This post covers quite a wide range of concepts in volatility modeling relating to long memory and regime shifts and is based on an article that was published in Wilmott magazine and republished in The Best of Wilmott Vol 1 in 2005. A copy of the article can be downloaded here.
One of the defining characteristics of volatility processes in general (not just financial assets) is the tendency for the serial autocorrelations to decline very slowly. This effect is illustrated quite clearly in the chart below, which maps the autocorrelations in the volatility processes of several financial assets.
Thus we can say that events in the volatility process for IBM, for instance, continue to exert influence on the process almost two years later.
This feature in one that is typical of a black noise process – not some kind of rap music variant, but rather:
“a process with a 1/fβ spectrum, where β > 2 (Manfred Schroeder, “Fractals, chaos, power laws“). Used in modeling various environmental processes. Is said to be a characteristic of “natural and unnatural catastrophes like floods, droughts, bear markets, and various outrageous outages, such as those of electrical power.” Further, “because of their black spectra, such disasters often come in clusters.”” [Wikipedia].
Because of these autocorrelations, black noise processes tend to reinforce or trend, and hence (to some degree) may be forecastable. This contrasts with a white noise process, such as an asset return process, which has a uniform power spectrum, insignificant serial autocorrelations and no discernable trending behavior:
An econometrician might describe this situation by saying that a black noise process is fractionally integrated order d, where d = H/2, H being the Hurst Exponent. A way to appreciate the difference in the behavior of a black noise process vs. a white process is by comparing two fractionally integrated random walks generated using the same set of quasi random numbers by Feder’s (1988) algorithm (see p 32 of the presentation on Modeling Asset Volatility).
As you can see. both random walks follow a similar pattern, but the black noise random walk is much smoother, and the downward trend is more clearly discernible.

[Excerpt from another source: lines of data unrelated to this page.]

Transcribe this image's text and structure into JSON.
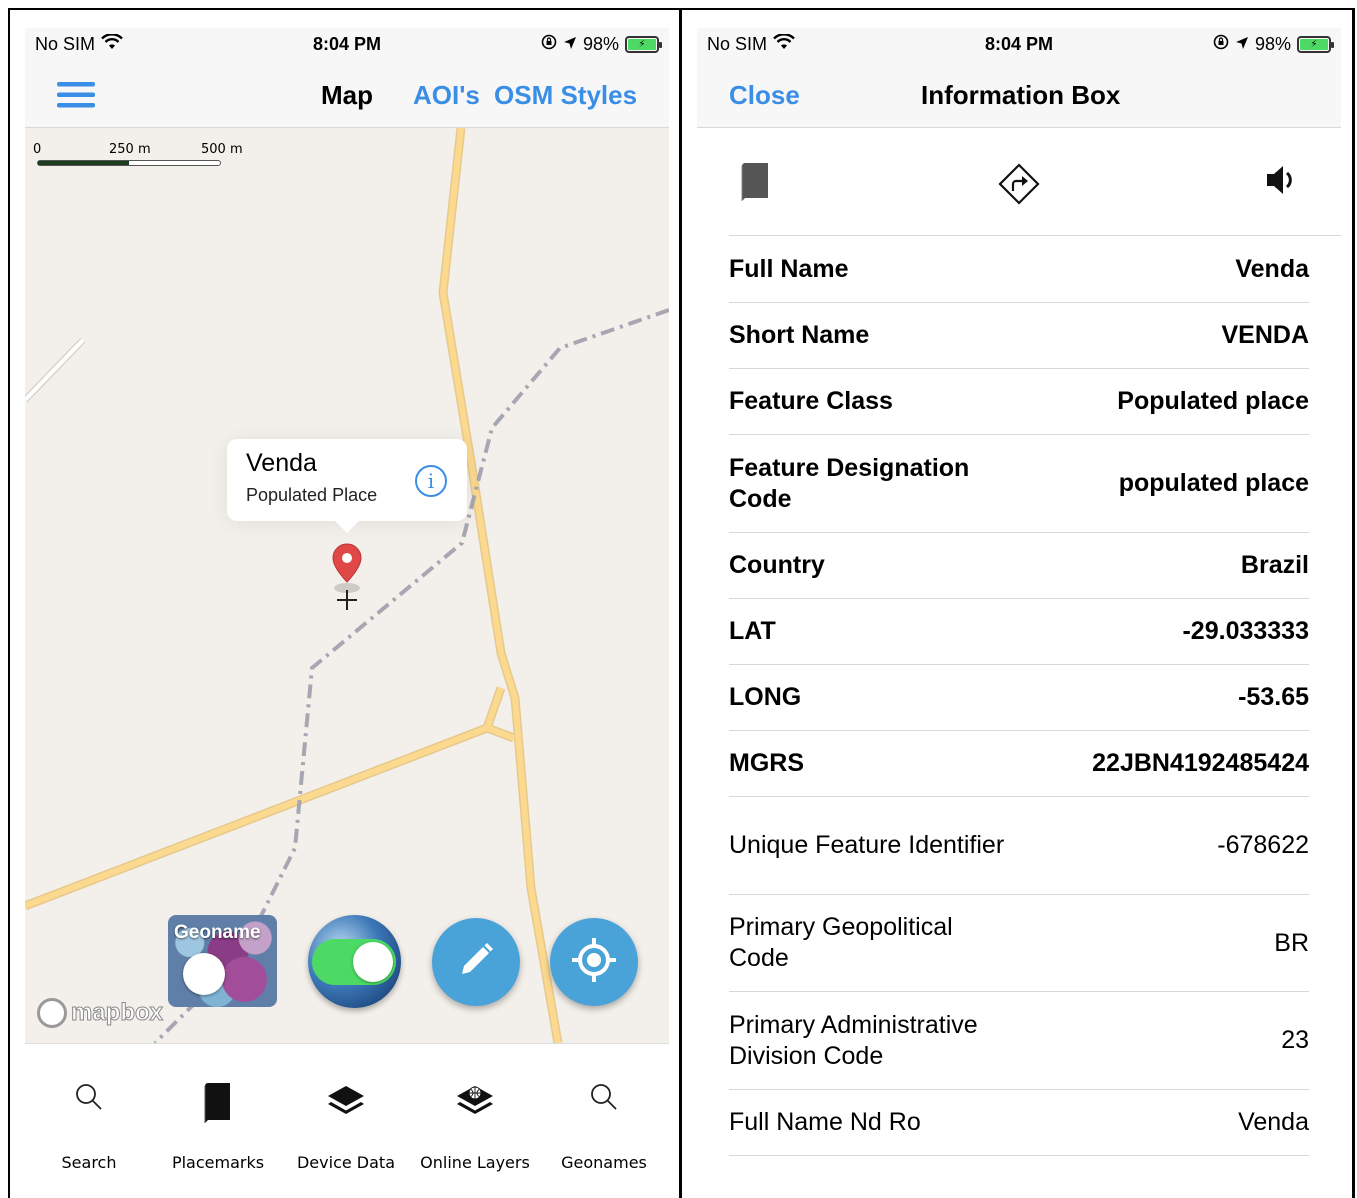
{
  "status": {
    "carrier": "No SIM",
    "time": "8:04 PM",
    "battery": "98%"
  },
  "map_screen": {
    "nav": {
      "title": "Map",
      "aois_label": "AOI's",
      "osm_styles_label": "OSM Styles"
    },
    "scale": {
      "zero": "0",
      "mid": "250 m",
      "max": "500 m"
    },
    "callout": {
      "title": "Venda",
      "subtitle": "Populated Place"
    },
    "geoname_label": "Geoname",
    "mapbox_label": "mapbox",
    "tabs": [
      {
        "label": "Search",
        "icon": "search-icon"
      },
      {
        "label": "Placemarks",
        "icon": "bookmark-icon"
      },
      {
        "label": "Device Data",
        "icon": "layers-icon"
      },
      {
        "label": "Online Layers",
        "icon": "online-layers-icon"
      },
      {
        "label": "Geonames",
        "icon": "search-icon"
      }
    ]
  },
  "info_screen": {
    "nav": {
      "close_label": "Close",
      "title": "Information Box"
    },
    "actions": [
      "bookmark-icon",
      "directions-icon",
      "speaker-icon"
    ],
    "rows": [
      {
        "key": "Full Name",
        "value": "Venda",
        "bold": true
      },
      {
        "key": "Short Name",
        "value": "VENDA",
        "bold": true
      },
      {
        "key": "Feature Class",
        "value": "Populated place",
        "bold": true
      },
      {
        "key": "Feature Designation Code",
        "value": "populated place",
        "bold": true
      },
      {
        "key": "Country",
        "value": "Brazil",
        "bold": true
      },
      {
        "key": "LAT",
        "value": "-29.033333",
        "bold": true
      },
      {
        "key": "LONG",
        "value": "-53.65",
        "bold": true
      },
      {
        "key": "MGRS",
        "value": "22JBN4192485424",
        "bold": true
      },
      {
        "key": "Unique Feature Identifier",
        "value": "-678622",
        "bold": false
      },
      {
        "key": "Primary Geopolitical Code",
        "value": "BR",
        "bold": false
      },
      {
        "key": "Primary Administrative Division Code",
        "value": "23",
        "bold": false
      },
      {
        "key": "Full Name Nd Ro",
        "value": "Venda",
        "bold": false
      }
    ]
  },
  "colors": {
    "accent": "#3a8ee6",
    "map_background": "#f3efea",
    "road": "#fbd98f",
    "boundary": "#a7a6b3",
    "pin": "#e04848",
    "fab": "#4aa3d8",
    "toggle_on": "#4cd964"
  }
}
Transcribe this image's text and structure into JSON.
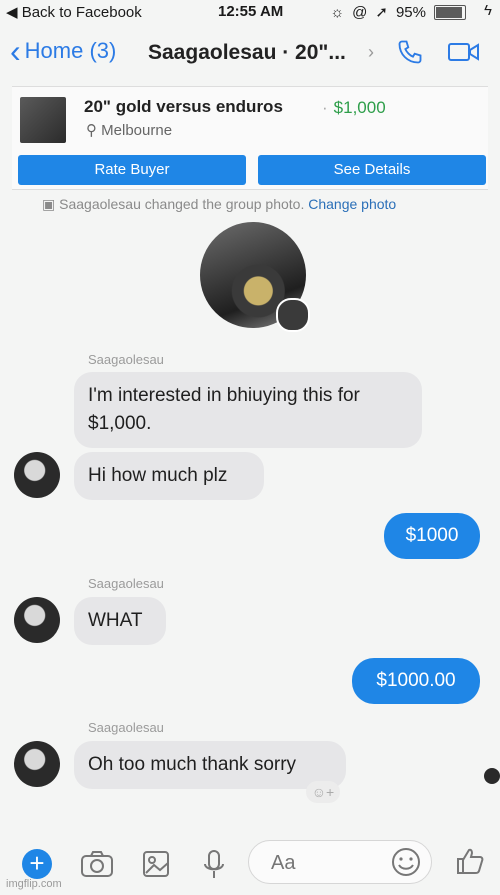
{
  "status_bar": {
    "back": "◀ Back to Facebook",
    "time": "12:55 AM",
    "battery": "95%",
    "battery_level": 0.95
  },
  "nav": {
    "home": "Home (3)",
    "title": "Saagaolesau · 20\"..."
  },
  "listing": {
    "title": "20\" gold versus enduros",
    "price": "$1,000",
    "location": "Melbourne",
    "rate_button": "Rate Buyer",
    "details_button": "See Details"
  },
  "system_message": {
    "text": "Saagaolesau changed the group photo.",
    "link": "Change photo"
  },
  "messages": [
    {
      "sender": "Saagaolesau",
      "text": "I'm interested in bhiuying this for\n$1,000.",
      "direction": "in"
    },
    {
      "text": "Hi how much plz",
      "direction": "in"
    },
    {
      "text": "$1000",
      "direction": "out"
    },
    {
      "sender": "Saagaolesau",
      "text": "WHAT",
      "direction": "in"
    },
    {
      "text": "$1000.00",
      "direction": "out"
    },
    {
      "sender": "Saagaolesau",
      "text": "Oh too much thank sorry",
      "direction": "in"
    }
  ],
  "composer": {
    "placeholder": "Aa"
  },
  "reaction_hint": "☺+",
  "watermark": "imgflip.com",
  "colors": {
    "accent": "#1f86e6",
    "price": "#2e9e4a",
    "bubble_in": "#e6e6e8"
  }
}
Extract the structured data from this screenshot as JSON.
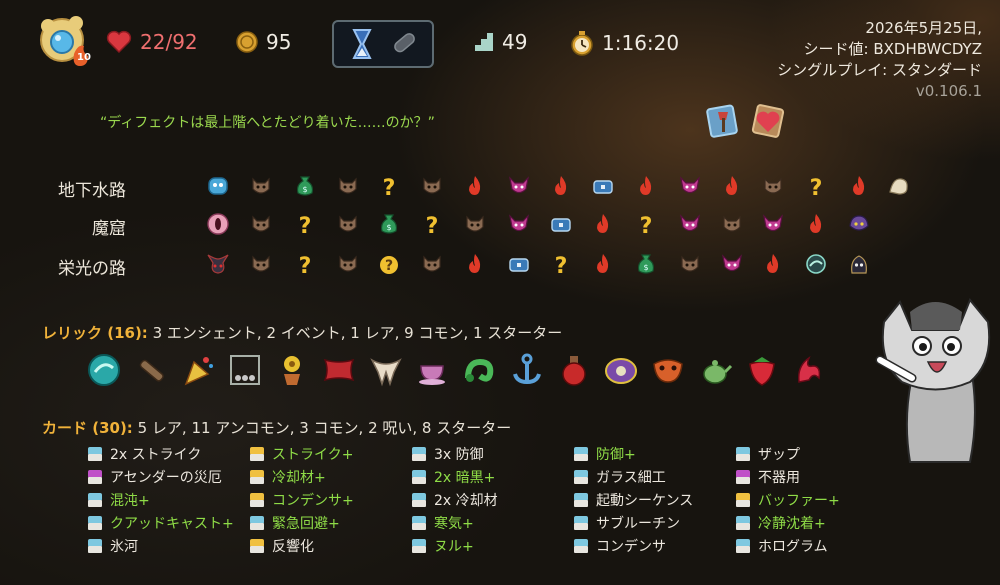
{
  "top_bar": {
    "ascension": "10",
    "hp": "22/92",
    "gold": "95",
    "floor": "49",
    "time": "1:16:20"
  },
  "run_info": {
    "date": "2026年5月25日,",
    "seed": "シード値: BXDHBWCDYZ",
    "mode": "シングルプレイ: スタンダード",
    "version": "v0.106.1"
  },
  "quote": "“ディフェクトは最上階へとたどり着いた……のか？”",
  "colors": {
    "accent_gold": "#f0b23a",
    "upgraded_green": "#8fdc47",
    "hp_red": "#ef6f6f"
  },
  "map": {
    "acts": [
      {
        "name": "地下水路",
        "boss_icon": "blue-slime-boss-icon",
        "nodes": [
          "monster",
          "treasure",
          "monster",
          "unknown",
          "monster",
          "elite",
          "elite",
          "elite",
          "chest",
          "elite",
          "elite",
          "elite",
          "monster",
          "unknown",
          "elite",
          "boss-scroll"
        ]
      },
      {
        "name": "魔窟",
        "boss_icon": "eye-boss-icon",
        "nodes": [
          "monster",
          "unknown",
          "monster",
          "treasure",
          "unknown",
          "monster",
          "elite",
          "chest",
          "elite",
          "unknown",
          "elite",
          "monster",
          "elite",
          "elite",
          "boss-shadow"
        ]
      },
      {
        "name": "栄光の路",
        "boss_icon": "horned-boss-icon",
        "nodes": [
          "monster",
          "unknown",
          "monster",
          "unknown-event",
          "monster",
          "elite",
          "chest",
          "unknown",
          "elite",
          "treasure",
          "monster",
          "elite",
          "elite",
          "teal-orb",
          "boss-dark"
        ]
      }
    ]
  },
  "relics": {
    "label": "レリック (16):",
    "summary": "3 エンシェント, 2 イベント, 1 レア, 9 コモン, 1 スターター",
    "items": [
      "teal-orb-icon",
      "bone-club-icon",
      "party-popper-icon",
      "newton-cradle-icon",
      "flower-pot-icon",
      "red-pillow-icon",
      "tooth-necklace-icon",
      "teacup-icon",
      "green-serpent-icon",
      "anchor-icon",
      "potion-flask-icon",
      "purple-egg-icon",
      "orange-mask-icon",
      "green-teapot-icon",
      "strawberry-icon",
      "red-plume-icon"
    ]
  },
  "cards": {
    "label": "カード (30):",
    "summary": "5 レア, 11 アンコモン, 3 コモン, 2 呪い, 8 スターター",
    "items": [
      {
        "name": "2x ストライク",
        "upgraded": false
      },
      {
        "name": "ストライク+",
        "upgraded": true
      },
      {
        "name": "3x 防御",
        "upgraded": false
      },
      {
        "name": "防御+",
        "upgraded": true
      },
      {
        "name": "ザップ",
        "upgraded": false
      },
      {
        "name": "アセンダーの災厄",
        "upgraded": false
      },
      {
        "name": "冷却材+",
        "upgraded": true
      },
      {
        "name": "2x 暗黒+",
        "upgraded": true
      },
      {
        "name": "ガラス細工",
        "upgraded": false
      },
      {
        "name": "不器用",
        "upgraded": false
      },
      {
        "name": "混沌+",
        "upgraded": true
      },
      {
        "name": "コンデンサ+",
        "upgraded": true
      },
      {
        "name": "2x 冷却材",
        "upgraded": false
      },
      {
        "name": "起動シーケンス",
        "upgraded": false
      },
      {
        "name": "バッファー+",
        "upgraded": true
      },
      {
        "name": "クアッドキャスト+",
        "upgraded": true
      },
      {
        "name": "緊急回避+",
        "upgraded": true
      },
      {
        "name": "寒気+",
        "upgraded": true
      },
      {
        "name": "サブルーチン",
        "upgraded": false
      },
      {
        "name": "冷静沈着+",
        "upgraded": true
      },
      {
        "name": "氷河",
        "upgraded": false
      },
      {
        "name": "反響化",
        "upgraded": false
      },
      {
        "name": "ヌル+",
        "upgraded": true
      },
      {
        "name": "コンデンサ",
        "upgraded": false
      },
      {
        "name": "ホログラム",
        "upgraded": false
      }
    ]
  }
}
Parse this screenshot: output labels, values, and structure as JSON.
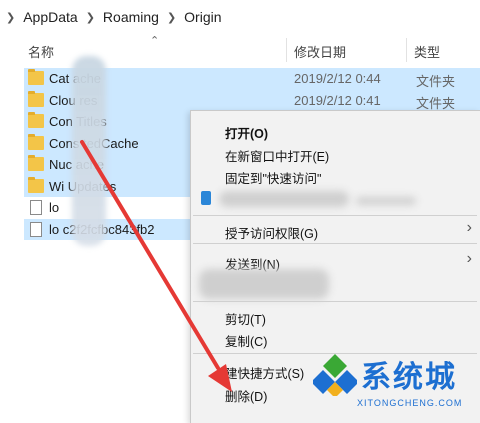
{
  "address": {
    "segments": [
      "AppData",
      "Roaming",
      "Origin"
    ]
  },
  "columns": {
    "name": "名称",
    "date": "修改日期",
    "type": "类型"
  },
  "files": [
    {
      "name": "Cat       ache",
      "date": "2019/2/12 0:44",
      "type": "文件夹",
      "icon": "folder-icon",
      "selected": true
    },
    {
      "name": "Clou       res",
      "date": "2019/2/12 0:41",
      "type": "文件夹",
      "icon": "folder-icon",
      "selected": true
    },
    {
      "name": "Con       Titles",
      "date": "",
      "type": "",
      "icon": "folder-icon",
      "selected": true
    },
    {
      "name": "Cons       tedCache",
      "date": "",
      "type": "",
      "icon": "folder-icon",
      "selected": true
    },
    {
      "name": "Nuc       ache",
      "date": "",
      "type": "",
      "icon": "folder-icon",
      "selected": true
    },
    {
      "name": "Wi       Updates",
      "date": "",
      "type": "",
      "icon": "folder-icon",
      "selected": true
    },
    {
      "name": "lo",
      "date": "",
      "type": "",
      "icon": "file-icon",
      "selected": false
    },
    {
      "name": "lo       c2f2fcfbc843fb2",
      "date": "",
      "type": "",
      "icon": "file-icon",
      "selected": true
    }
  ],
  "context_menu": {
    "open": "打开(O)",
    "open_new_window": "在新窗口中打开(E)",
    "pin_quick_access": "固定到\"快速访问\"",
    "grant_access": "授予访问权限(G)",
    "send_to": "发送到(N)",
    "cut": "剪切(T)",
    "copy": "复制(C)",
    "create_shortcut": "建快捷方式(S)",
    "delete": "删除(D)"
  },
  "watermark": {
    "title": "系统城",
    "subtitle": "XITONGCHENG.COM"
  },
  "colors": {
    "selection": "#cce8ff",
    "arrow": "#e53935",
    "watermark": "#1d6fd1"
  }
}
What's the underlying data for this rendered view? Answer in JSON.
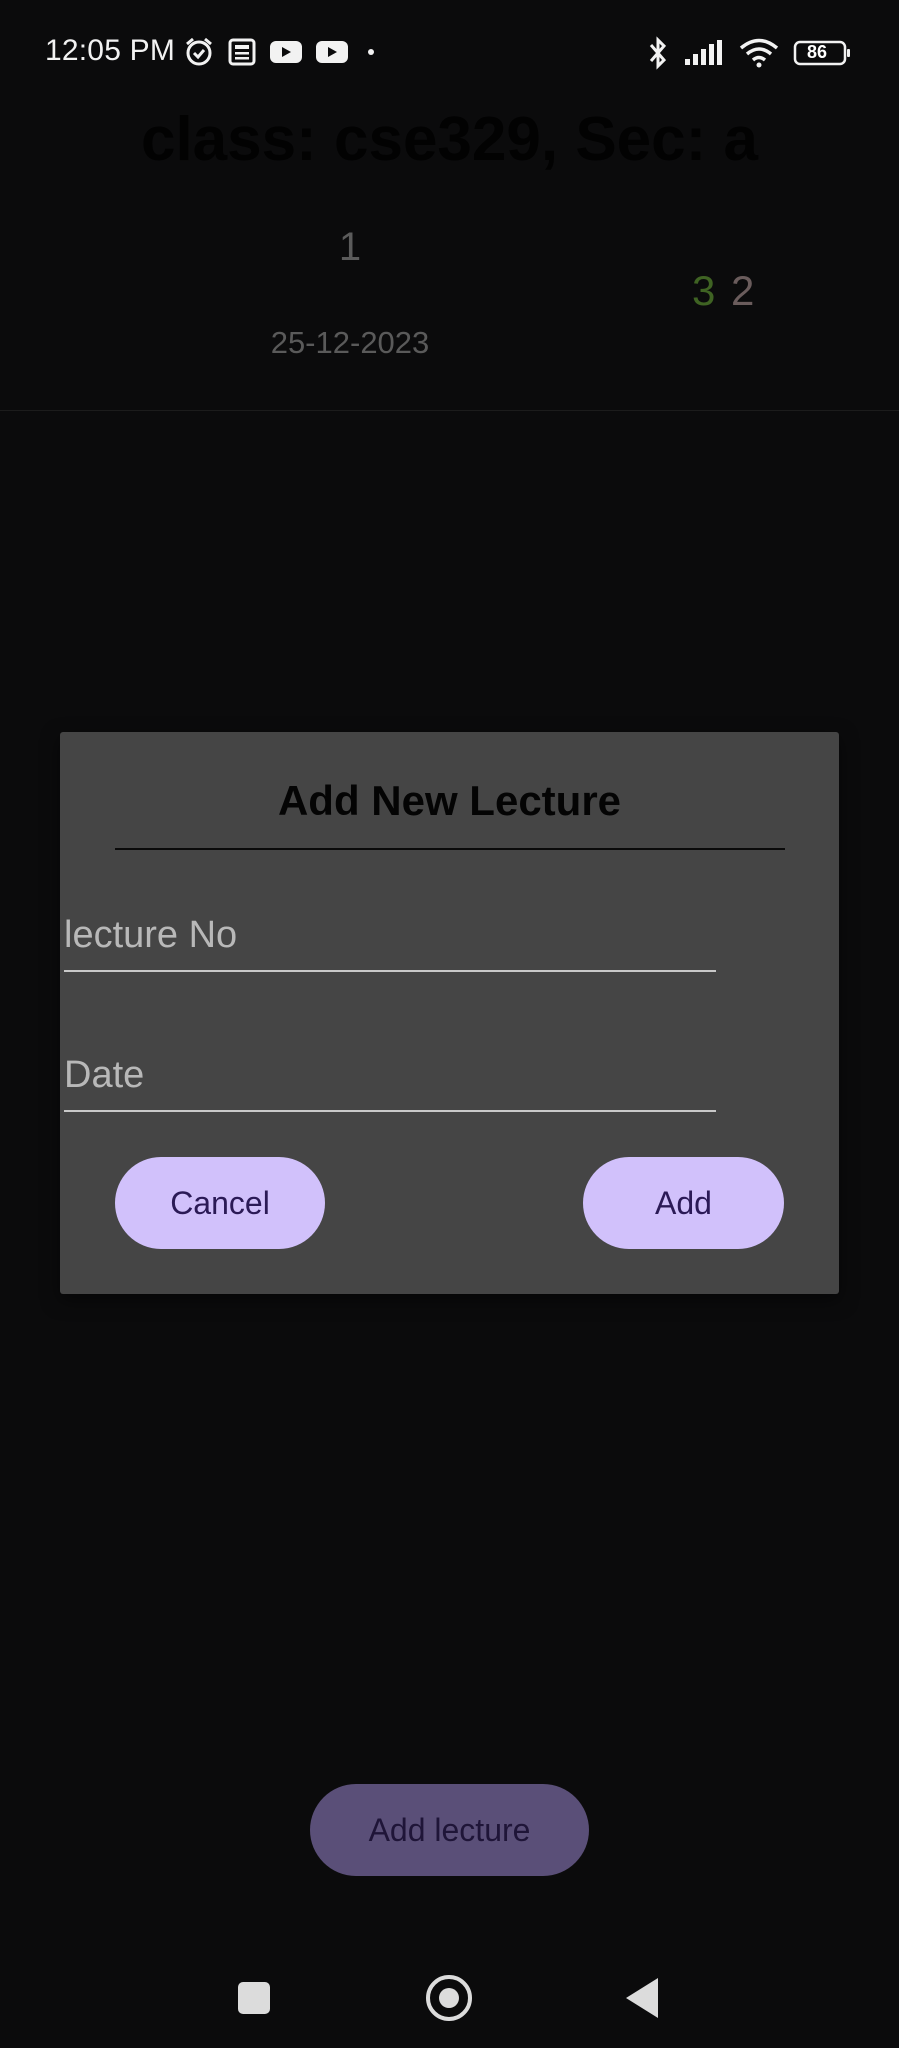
{
  "status_bar": {
    "time": "12:05 PM",
    "left_icons": [
      "alarm-icon",
      "news-icon",
      "youtube-icon",
      "youtube-icon",
      "dot-icon"
    ],
    "right_icons": [
      "bluetooth-icon",
      "signal-icon",
      "wifi-icon",
      "battery-icon"
    ],
    "battery_level": "86"
  },
  "header": {
    "class_title": "class: cse329, Sec: a"
  },
  "lectures": [
    {
      "number": "1",
      "date": "25-12-2023",
      "present_count": "3",
      "absent_count": "2"
    }
  ],
  "dialog": {
    "title": "Add New Lecture",
    "lecture_no_placeholder": "lecture No",
    "date_placeholder": "Date",
    "cancel_label": "Cancel",
    "add_label": "Add"
  },
  "main": {
    "add_lecture_label": "Add lecture"
  },
  "colors": {
    "accent": "#d1c1fb",
    "accent_text": "#2b1a56",
    "present": "#3f6323",
    "absent": "#6a5c5c",
    "dialog_bg": "#454545"
  }
}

You can play around with the Feder algorithm, which is coded in the accompanying Excel Workbook on Volatility and Nonlinear Dynamics . Changing the Hurst Exponent parameter H in the worksheet will rerun the algorithm and illustrate a fractal random walk for a black noise (H > 0.5), white noise (H=0.5) and mean-reverting, pink noise (H<0.5) process.
One way of modeling the kind of behavior demonstrated by volatility process is by using long memory models such as ARFIMA and FIGARCH (see pp 47-62 of the Modeling Asset Volatility presentation for a discussion and comparison of various long memory models). The article reviews research into long memory behavior and various techniques for estimating long memory models and the coefficient of fractional integration d for a process.
But long memory is not the only possible cause of long term serial correlation. The same effect can result from structural breaks in the process, which can produce spurious autocorrelations. The article goes on to review some of the statistical procedures that have been developed to detect regime shifts, due to Bai (1997), Bai and Perron (1998) and the Iterative Cumulative Sums of Squares methodology due to Aggarwal, Inclan and Leal (1999). The article illustrates how the ICSS technique accurately identifies two changes of regimes in a synthetic GBM process.
In general, I have found the ICSS test to be a simple and highly informative means of gaining insight about a process representing an individual asset, or indeed an entire market. For example, ICSS detects regime shifts in the process for IBM around 1984 (the time of the introduction of the IBM PC), the automotive industry in the early 1980’s (Chrysler bailout), the banking sector in the late 1980’s (Latin American debt crisis), Asian sector indices in Q3 1997, the S&P 500 index in April 2000 and just about every market imaginable during the 2008 credit crisis. By splitting a series into pre- and post-regime shift sub-series and examining each segment for long memory effects, one can determine the cause of autocorrelations in the process. In some cases, Asian equity indices being one example, long memory effects disappear from the series, indicating that spurious autocorrelations were induced by a major regime shift during the 1997 Asian crisis. In most cases, however, long memory effects persist.
There are several other topics from chaos theory and nonlinear dynamics covered in the workbook, including:
More on these issues in due course.